Work required: For each line below that holds the string "text", add one to a tally; report that tally alone.

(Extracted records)
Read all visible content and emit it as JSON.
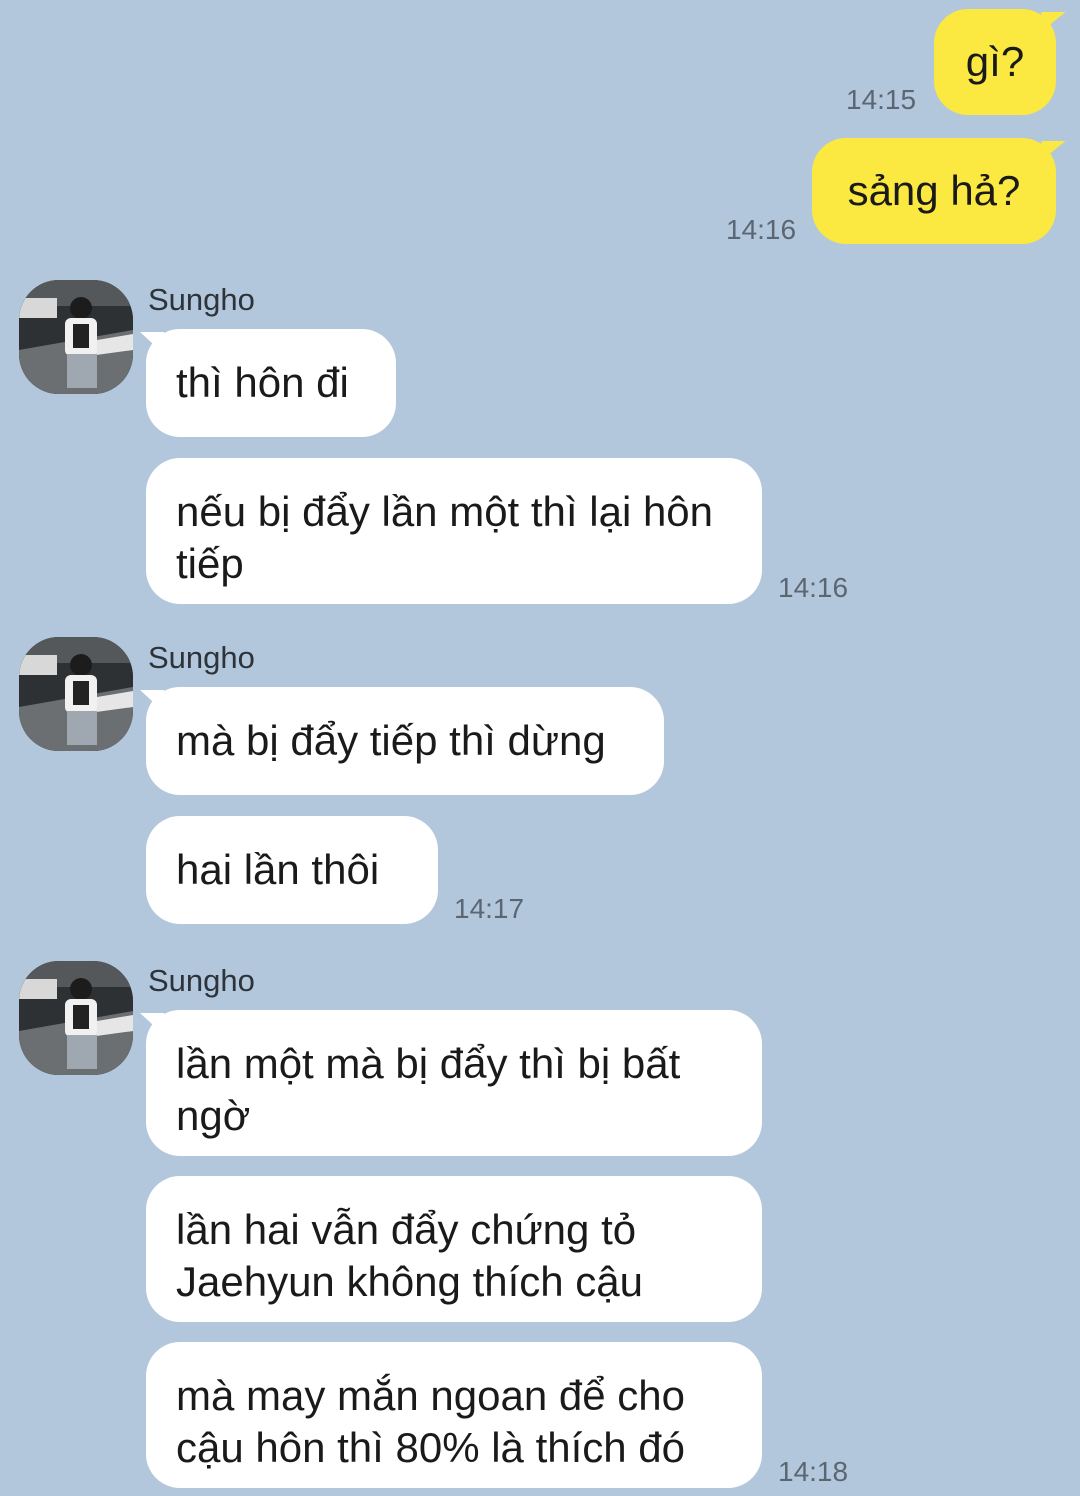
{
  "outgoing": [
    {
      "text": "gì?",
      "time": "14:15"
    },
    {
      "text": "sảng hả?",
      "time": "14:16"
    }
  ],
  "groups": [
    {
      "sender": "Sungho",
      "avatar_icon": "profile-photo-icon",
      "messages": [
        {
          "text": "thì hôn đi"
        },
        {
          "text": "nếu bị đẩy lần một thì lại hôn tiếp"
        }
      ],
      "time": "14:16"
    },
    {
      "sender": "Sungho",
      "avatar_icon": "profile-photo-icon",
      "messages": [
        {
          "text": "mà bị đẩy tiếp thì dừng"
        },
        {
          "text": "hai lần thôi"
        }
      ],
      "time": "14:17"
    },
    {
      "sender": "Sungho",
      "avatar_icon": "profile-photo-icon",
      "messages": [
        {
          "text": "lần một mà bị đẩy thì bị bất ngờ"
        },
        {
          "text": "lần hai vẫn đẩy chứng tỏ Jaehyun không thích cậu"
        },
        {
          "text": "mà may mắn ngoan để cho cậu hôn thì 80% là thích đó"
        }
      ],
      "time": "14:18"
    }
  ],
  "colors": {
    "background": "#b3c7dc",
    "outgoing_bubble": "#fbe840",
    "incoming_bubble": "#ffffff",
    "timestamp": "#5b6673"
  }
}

Response for this exercise: 9